EXERCISE AIM. Look through the records that follow. Copy every line containing the word "JSON".

SUPPLIED MATERIAL.
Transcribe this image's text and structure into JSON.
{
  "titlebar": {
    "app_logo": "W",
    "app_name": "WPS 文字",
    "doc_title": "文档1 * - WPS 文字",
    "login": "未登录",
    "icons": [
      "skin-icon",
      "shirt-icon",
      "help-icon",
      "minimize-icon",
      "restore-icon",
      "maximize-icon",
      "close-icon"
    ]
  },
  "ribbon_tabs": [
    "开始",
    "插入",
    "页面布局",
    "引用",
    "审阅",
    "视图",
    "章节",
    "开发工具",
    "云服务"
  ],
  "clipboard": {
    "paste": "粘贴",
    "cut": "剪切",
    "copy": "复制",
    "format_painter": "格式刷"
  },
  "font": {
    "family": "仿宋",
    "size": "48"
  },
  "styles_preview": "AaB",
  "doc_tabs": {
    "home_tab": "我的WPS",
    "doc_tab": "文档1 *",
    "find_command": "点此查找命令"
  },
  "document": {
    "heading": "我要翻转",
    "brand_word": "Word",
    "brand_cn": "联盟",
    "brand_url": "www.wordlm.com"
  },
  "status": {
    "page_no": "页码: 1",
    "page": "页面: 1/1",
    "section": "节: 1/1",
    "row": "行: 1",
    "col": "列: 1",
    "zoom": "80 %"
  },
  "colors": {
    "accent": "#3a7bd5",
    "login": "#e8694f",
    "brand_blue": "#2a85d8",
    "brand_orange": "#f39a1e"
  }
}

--

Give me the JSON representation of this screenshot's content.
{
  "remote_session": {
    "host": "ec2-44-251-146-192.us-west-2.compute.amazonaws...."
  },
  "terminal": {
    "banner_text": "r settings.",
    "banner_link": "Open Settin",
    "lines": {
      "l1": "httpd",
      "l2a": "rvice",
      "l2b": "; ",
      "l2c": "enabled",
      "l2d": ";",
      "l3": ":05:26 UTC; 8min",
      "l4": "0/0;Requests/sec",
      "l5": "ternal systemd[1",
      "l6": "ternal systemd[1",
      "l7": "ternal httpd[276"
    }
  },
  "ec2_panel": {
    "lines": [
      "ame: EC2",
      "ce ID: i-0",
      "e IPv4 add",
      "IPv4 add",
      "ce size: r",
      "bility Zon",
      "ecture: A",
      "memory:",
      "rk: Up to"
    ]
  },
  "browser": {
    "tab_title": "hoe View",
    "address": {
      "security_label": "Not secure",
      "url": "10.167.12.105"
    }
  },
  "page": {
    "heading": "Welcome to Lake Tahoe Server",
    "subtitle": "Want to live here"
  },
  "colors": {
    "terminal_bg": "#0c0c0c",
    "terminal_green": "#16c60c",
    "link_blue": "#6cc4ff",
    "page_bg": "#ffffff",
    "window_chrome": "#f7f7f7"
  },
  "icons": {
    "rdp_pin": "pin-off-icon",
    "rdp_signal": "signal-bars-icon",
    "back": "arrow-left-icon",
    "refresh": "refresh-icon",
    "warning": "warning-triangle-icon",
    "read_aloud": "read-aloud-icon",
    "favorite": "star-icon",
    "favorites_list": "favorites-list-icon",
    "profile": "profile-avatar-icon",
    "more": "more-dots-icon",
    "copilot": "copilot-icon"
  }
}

TASK SOLUTION.
Transcribe this image's text and structure into JSON.
Give me the JSON representation of this screenshot's content.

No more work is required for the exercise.